United Nations High Commissioner for Human Rights, Michelle Bachelet, on Saturday denounced a recent deadly Christian-Muslim violence in Ethiopia and called for an immediate probe into the incidents.
“I am deeply distressed by the recent violent clashes between Muslims and Orthodox Christians in Ethiopia in which at least 30 people were reportedly killed and more than 100 others injured,” Bachelet said in a statement.
Ms Bachelet urged Ethiopian authorities to allow transparent investigation to bring perpetrators to justice.
In this regard, she urged authorities to promptly initiate and conduct thorough, independent and transparent investigations into each of the deadly incidents and ensure that those found to be responsible are held to account.
The UN rights chief further called for broader action to be taken to reconcile communities in Ethiopia, where Muslims make up about a third of the country’s estimated 115 million population.
The recent religious clashes began in Gondar city of the Amhara region on April 26, during a Muslim funeral in land contested by Christians and Muslims.
“I understand two mosques were burnt and another two partially destroyed in Gondar. In the apparent retaliatory attacks that followed, two Orthodox Christian men were reportedly burnt to death, another man hacked to death, and five churches burnt down in Silt'e zone, in the Southern Nations, Nationalities and Peoples' Region, located in the southwest of the country,” Ms Bachelet said.
The EastAfrican has learnt that, since the violent clashes broke out late last month, Ethiopian authorities have so far arrested more than 570 people in at least four cities.
In the capital Addis Ababa, Ethiopian authorities last Monday arrested 76 people suspected of having links with a religious violence which marred Idd al-Fitr prayers where tens of thousands of Muslims had gathered to mark the end of Ramadan.
“Those arrested must be fully accorded their due process and fair trial rights in accordance with international human rights law, without discrimination,” Ms Bachelet said.
To avert further religious violence, Ms Bachelet said, the root causes of this “shocking violence [should be] promptly addressed, with the meaningful engagement of survivors, families and affected communities.”
Since the Gondar incident, religious-related tensions have been high in the Christian dominant Horn of Africa nation.
Following the clashes, the Amhara regional government imposed a curfew in the historic tourist destination city of Gondar as security personnel struggle to quell the violence which was spreading to neighbouring states.
Since 2019, religious violence has been taking a toll on and eroding the country's historic and strong religious harmony between Muslims and a large Christian majority.

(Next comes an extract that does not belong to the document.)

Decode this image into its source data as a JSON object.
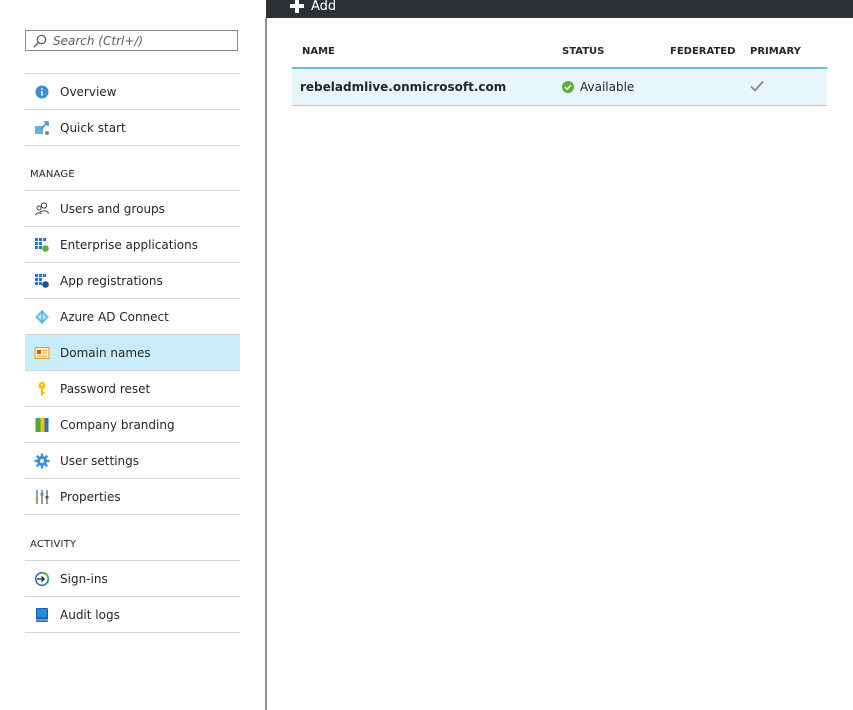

Sumur Tsehaye, a local political commentator, told The EastAfrican that the Ethiopian government needs to do more to resolve the growing religious intolerance.
“The increasing religious intolerance in Ethiopia coupled with the attacks and counter-attacks point to growing radicalism on both sides of the religious divide,” he said.
“In a country where religion is a crucial social and political heritage, failure from the government to promptly address those critical issues could eventually tear apart the country at some point in time.
“The alarming rise of religious intolerance is a ticking bomb waiting,” Mr Sumur said.
He added that the religious intolerance and related violence could attract international terror groups and their affiliates to set foot in Ethiopia.
Foiled Terror attack
Late last month, Ethiopian authorities said they had foiled a terror plot by Al-Shabaab and arrested 34 suspected members of the group.
Also read: Ethiopia arrests four over hotel bomb attack
In a statement the Ethiopian National Intelligence and Security Service (NISS), said the arrested were planning to carry out large-scale terror attacks in different parts of the country during the Easter holiday.
“The suspects were secretly conspiring and preparing to conduct severe terror attacks in Ethiopia's capital Addis Ababa, Oromia and Somali regional states at the time of their arrest,” NISS, Ethiopia's main intelligence body said.